WHAT IS REQUIRED: Output all entries below exactly as they are given.

Items from an interface collection:
|---|

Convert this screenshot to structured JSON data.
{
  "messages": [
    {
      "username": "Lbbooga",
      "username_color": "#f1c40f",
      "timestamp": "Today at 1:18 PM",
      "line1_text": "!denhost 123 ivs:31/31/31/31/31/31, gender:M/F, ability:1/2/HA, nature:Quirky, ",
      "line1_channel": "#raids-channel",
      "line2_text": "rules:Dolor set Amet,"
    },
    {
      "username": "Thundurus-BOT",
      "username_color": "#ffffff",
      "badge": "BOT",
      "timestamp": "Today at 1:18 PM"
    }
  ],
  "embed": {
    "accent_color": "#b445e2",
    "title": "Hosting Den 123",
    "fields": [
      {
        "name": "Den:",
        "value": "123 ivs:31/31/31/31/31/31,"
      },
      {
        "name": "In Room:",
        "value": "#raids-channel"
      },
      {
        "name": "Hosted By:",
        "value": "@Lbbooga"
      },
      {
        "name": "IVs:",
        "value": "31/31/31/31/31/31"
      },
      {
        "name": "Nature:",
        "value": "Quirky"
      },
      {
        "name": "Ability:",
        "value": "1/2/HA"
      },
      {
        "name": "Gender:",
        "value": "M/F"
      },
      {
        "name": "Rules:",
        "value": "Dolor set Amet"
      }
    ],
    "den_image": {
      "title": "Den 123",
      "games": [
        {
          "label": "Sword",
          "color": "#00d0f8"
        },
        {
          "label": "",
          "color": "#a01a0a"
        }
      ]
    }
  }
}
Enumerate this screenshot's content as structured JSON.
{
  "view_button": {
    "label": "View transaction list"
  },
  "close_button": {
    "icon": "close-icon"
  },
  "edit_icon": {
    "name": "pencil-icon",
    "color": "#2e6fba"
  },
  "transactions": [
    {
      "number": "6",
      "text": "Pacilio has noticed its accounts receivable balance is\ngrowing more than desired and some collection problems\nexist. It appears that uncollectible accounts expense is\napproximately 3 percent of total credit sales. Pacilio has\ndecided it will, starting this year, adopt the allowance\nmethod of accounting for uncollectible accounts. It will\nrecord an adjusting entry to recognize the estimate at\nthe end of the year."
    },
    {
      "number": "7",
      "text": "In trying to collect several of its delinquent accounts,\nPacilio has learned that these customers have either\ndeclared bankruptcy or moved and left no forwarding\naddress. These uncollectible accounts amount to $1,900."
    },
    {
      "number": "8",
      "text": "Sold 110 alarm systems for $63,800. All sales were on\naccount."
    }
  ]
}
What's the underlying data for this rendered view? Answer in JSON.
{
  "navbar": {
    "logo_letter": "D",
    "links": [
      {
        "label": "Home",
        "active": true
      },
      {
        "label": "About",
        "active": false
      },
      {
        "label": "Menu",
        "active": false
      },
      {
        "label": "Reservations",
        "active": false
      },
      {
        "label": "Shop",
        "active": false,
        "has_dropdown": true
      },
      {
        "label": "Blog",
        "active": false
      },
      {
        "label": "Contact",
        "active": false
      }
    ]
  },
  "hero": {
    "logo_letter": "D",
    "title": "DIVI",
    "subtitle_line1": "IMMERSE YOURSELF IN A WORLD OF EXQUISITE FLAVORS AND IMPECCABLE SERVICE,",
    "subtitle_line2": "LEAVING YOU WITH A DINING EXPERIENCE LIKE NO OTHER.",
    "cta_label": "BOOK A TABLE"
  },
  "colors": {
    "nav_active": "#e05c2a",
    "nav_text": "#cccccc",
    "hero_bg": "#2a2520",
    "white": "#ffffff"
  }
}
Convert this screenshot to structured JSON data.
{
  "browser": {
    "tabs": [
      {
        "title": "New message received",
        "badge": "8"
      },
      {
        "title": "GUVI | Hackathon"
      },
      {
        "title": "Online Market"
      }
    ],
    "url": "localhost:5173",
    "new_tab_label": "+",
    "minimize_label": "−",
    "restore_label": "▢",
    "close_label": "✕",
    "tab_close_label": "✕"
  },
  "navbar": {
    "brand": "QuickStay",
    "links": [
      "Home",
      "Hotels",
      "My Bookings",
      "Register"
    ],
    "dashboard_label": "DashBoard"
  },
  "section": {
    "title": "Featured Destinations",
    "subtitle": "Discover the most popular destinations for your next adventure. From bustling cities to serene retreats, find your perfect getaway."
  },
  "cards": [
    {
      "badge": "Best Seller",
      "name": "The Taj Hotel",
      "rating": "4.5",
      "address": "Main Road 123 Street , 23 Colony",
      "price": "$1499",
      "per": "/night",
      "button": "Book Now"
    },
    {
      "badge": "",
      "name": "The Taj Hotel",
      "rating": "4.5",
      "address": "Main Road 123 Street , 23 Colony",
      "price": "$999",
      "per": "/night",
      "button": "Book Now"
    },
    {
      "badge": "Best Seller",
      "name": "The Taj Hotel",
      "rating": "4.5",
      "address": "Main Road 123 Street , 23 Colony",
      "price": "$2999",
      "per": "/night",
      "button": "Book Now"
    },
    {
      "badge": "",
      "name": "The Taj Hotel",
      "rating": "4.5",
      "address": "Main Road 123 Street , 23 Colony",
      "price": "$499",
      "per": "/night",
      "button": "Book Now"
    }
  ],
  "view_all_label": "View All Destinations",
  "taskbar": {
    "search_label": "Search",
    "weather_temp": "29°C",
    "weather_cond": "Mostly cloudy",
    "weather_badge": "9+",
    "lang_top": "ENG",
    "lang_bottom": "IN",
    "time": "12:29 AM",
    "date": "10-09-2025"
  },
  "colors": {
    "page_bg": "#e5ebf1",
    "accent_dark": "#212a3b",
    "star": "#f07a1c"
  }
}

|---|

REPLY TO THE TASK:
Convert this screenshot to structured JSON data.
{
  "messages": [
    {
      "username": "Lbbooga",
      "username_color": "#f1c40f",
      "timestamp": "Today at 1:18 PM",
      "line1_text": "!denhost 123 ivs:31/31/31/31/31/31, gender:M/F, ability:1/2/HA, nature:Quirky, ",
      "line1_channel": "#raids-channel",
      "line2_text": "rules:Dolor set Amet,"
    },
    {
      "username": "Thundurus-BOT",
      "username_color": "#ffffff",
      "badge": "BOT",
      "timestamp": "Today at 1:18 PM"
    }
  ],
  "embed": {
    "accent_color": "#b445e2",
    "title": "Hosting Den 123",
    "fields": [
      {
        "name": "Den:",
        "value": "123 ivs:31/31/31/31/31/31,"
      },
      {
        "name": "In Room:",
        "value": "#raids-channel"
      },
      {
        "name": "Hosted By:",
        "value": "@Lbbooga"
      },
      {
        "name": "IVs:",
        "value": "31/31/31/31/31/31"
      },
      {
        "name": "Nature:",
        "value": "Quirky"
      },
      {
        "name": "Ability:",
        "value": "1/2/HA"
      },
      {
        "name": "Gender:",
        "value": "M/F"
      },
      {
        "name": "Rules:",
        "value": "Dolor set Amet"
      }
    ],
    "den_image": {
      "title": "Den 123",
      "games": [
        {
          "label": "Sword",
          "color": "#00d0f8"
        },
        {
          "label": "",
          "color": "#a01a0a"
        }
      ]
    }
  }
}
Enumerate this screenshot's content as structured JSON.
{
  "view_button": {
    "label": "View transaction list"
  },
  "close_button": {
    "icon": "close-icon"
  },
  "edit_icon": {
    "name": "pencil-icon",
    "color": "#2e6fba"
  },
  "transactions": [
    {
      "number": "6",
      "text": "Pacilio has noticed its accounts receivable balance is\ngrowing more than desired and some collection problems\nexist. It appears that uncollectible accounts expense is\napproximately 3 percent of total credit sales. Pacilio has\ndecided it will, starting this year, adopt the allowance\nmethod of accounting for uncollectible accounts. It will\nrecord an adjusting entry to recognize the estimate at\nthe end of the year."
    },
    {
      "number": "7",
      "text": "In trying to collect several of its delinquent accounts,\nPacilio has learned that these customers have either\ndeclared bankruptcy or moved and left no forwarding\naddress. These uncollectible accounts amount to $1,900."
    },
    {
      "number": "8",
      "text": "Sold 110 alarm systems for $63,800. All sales were on\naccount."
    }
  ]
}
What's the underlying data for this rendered view? Answer in JSON.
{
  "navbar": {
    "logo_letter": "D",
    "links": [
      {
        "label": "Home",
        "active": true
      },
      {
        "label": "About",
        "active": false
      },
      {
        "label": "Menu",
        "active": false
      },
      {
        "label": "Reservations",
        "active": false
      },
      {
        "label": "Shop",
        "active": false,
        "has_dropdown": true
      },
      {
        "label": "Blog",
        "active": false
      },
      {
        "label": "Contact",
        "active": false
      }
    ]
  },
  "hero": {
    "logo_letter": "D",
    "title": "DIVI",
    "subtitle_line1": "IMMERSE YOURSELF IN A WORLD OF EXQUISITE FLAVORS AND IMPECCABLE SERVICE,",
    "subtitle_line2": "LEAVING YOU WITH A DINING EXPERIENCE LIKE NO OTHER.",
    "cta_label": "BOOK A TABLE"
  },
  "colors": {
    "nav_active": "#e05c2a",
    "nav_text": "#cccccc",
    "hero_bg": "#2a2520",
    "white": "#ffffff"
  }
}
Convert this screenshot to structured JSON data.
{
  "browser": {
    "tabs": [
      {
        "title": "New message received",
        "badge": "8"
      },
      {
        "title": "GUVI | Hackathon"
      },
      {
        "title": "Online Market"
      }
    ],
    "url": "localhost:5173",
    "new_tab_label": "+",
    "minimize_label": "−",
    "restore_label": "▢",
    "close_label": "✕",
    "tab_close_label": "✕"
  },
  "navbar": {
    "brand": "QuickStay",
    "links": [
      "Home",
      "Hotels",
      "My Bookings",
      "Register"
    ],
    "dashboard_label": "DashBoard"
  },
  "section": {
    "title": "Featured Destinations",
    "subtitle": "Discover the most popular destinations for your next adventure. From bustling cities to serene retreats, find your perfect getaway."
  },
  "cards": [
    {
      "badge": "Best Seller",
      "name": "The Taj Hotel",
      "rating": "4.5",
      "address": "Main Road 123 Street , 23 Colony",
      "price": "$1499",
      "per": "/night",
      "button": "Book Now"
    },
    {
      "badge": "",
      "name": "The Taj Hotel",
      "rating": "4.5",
      "address": "Main Road 123 Street , 23 Colony",
      "price": "$999",
      "per": "/night",
      "button": "Book Now"
    },
    {
      "badge": "Best Seller",
      "name": "The Taj Hotel",
      "rating": "4.5",
      "address": "Main Road 123 Street , 23 Colony",
      "price": "$2999",
      "per": "/night",
      "button": "Book Now"
    },
    {
      "badge": "",
      "name": "The Taj Hotel",
      "rating": "4.5",
      "address": "Main Road 123 Street , 23 Colony",
      "price": "$499",
      "per": "/night",
      "button": "Book Now"
    }
  ],
  "view_all_label": "View All Destinations",
  "taskbar": {
    "search_label": "Search",
    "weather_temp": "29°C",
    "weather_cond": "Mostly cloudy",
    "weather_badge": "9+",
    "lang_top": "ENG",
    "lang_bottom": "IN",
    "time": "12:29 AM",
    "date": "10-09-2025"
  },
  "colors": {
    "page_bg": "#e5ebf1",
    "accent_dark": "#212a3b",
    "star": "#f07a1c"
  }
}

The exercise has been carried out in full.